60D.N. Subramani, P.F.J. Lermusiaux / Ocean Modelling 100 (2016) 57–77Remark 2: Energy-optimal paths as a subset of time-optimal paths.The opposite effects of changing F( ) on the the power utilized andtotal time to reach gives rise to a Pareto-front behavior as usedin cooperative game theory (LaValle and Hutchinson, 1998). We illustrate such results in Section 6. This behavior provides the freedom to select the energy-optimal path that completes a missionin time-optimal manner for a given time frame. In other words,for every arrival time that corresponds to feasible paths, there isat least one energy-optimal path among the many time-optimalpaths (as many as there are realizations of F( ) that lead to feasible paths).Remark 3: Unique optimal arrival time but multiple energy-optimalpaths. Among all time-optimal paths (each with different F(t)) thatreach the end point at the same time, there can be more thanone energy-optimal path. Physically, this simply means that at leasttwo paths that are time-optimal with the same
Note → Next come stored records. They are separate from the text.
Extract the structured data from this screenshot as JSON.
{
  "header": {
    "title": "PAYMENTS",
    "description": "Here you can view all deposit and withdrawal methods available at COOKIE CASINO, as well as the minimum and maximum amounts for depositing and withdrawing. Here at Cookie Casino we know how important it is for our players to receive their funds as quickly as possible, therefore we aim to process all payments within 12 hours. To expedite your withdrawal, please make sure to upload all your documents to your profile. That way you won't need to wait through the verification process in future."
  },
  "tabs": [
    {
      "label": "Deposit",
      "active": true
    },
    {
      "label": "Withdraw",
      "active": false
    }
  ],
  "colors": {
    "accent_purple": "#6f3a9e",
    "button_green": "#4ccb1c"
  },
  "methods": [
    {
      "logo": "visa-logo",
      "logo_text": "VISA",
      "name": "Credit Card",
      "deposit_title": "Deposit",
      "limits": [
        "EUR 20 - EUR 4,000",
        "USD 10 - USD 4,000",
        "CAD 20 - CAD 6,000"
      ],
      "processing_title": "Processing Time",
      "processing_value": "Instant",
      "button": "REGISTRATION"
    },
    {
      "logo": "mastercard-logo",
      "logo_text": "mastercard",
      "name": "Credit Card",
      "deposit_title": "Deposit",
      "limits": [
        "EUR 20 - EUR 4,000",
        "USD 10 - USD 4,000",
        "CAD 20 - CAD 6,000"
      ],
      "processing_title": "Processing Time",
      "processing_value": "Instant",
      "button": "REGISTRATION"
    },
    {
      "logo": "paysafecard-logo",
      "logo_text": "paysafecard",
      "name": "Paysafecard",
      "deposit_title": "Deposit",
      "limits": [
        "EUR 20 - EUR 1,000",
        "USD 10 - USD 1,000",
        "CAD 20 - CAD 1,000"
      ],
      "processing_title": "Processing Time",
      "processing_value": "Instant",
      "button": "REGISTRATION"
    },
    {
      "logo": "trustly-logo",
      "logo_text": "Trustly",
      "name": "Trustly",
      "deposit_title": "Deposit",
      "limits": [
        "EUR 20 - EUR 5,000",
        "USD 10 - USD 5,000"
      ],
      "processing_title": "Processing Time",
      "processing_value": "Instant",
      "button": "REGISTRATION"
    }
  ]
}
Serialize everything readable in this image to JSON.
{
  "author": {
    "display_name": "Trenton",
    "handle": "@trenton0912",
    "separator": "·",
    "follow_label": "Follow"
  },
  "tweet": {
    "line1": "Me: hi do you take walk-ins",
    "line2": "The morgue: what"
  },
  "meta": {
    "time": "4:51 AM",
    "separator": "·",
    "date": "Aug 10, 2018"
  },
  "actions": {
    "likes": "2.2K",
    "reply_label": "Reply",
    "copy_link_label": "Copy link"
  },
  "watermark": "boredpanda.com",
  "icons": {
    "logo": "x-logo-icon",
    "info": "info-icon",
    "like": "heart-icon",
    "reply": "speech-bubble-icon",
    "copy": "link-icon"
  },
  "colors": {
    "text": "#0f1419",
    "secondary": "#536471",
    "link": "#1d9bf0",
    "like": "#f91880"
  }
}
Stochastic optimization Dynamically orthogonal level-set equations Reachability Science of autonomy Energy-optimal a b s t r a c t stochastic optimization methodology is formulated computingfor energy-optimal paths among from time-optimal paths of autonomous vehicles navigating in a dynamic flow field. Based on partial differ-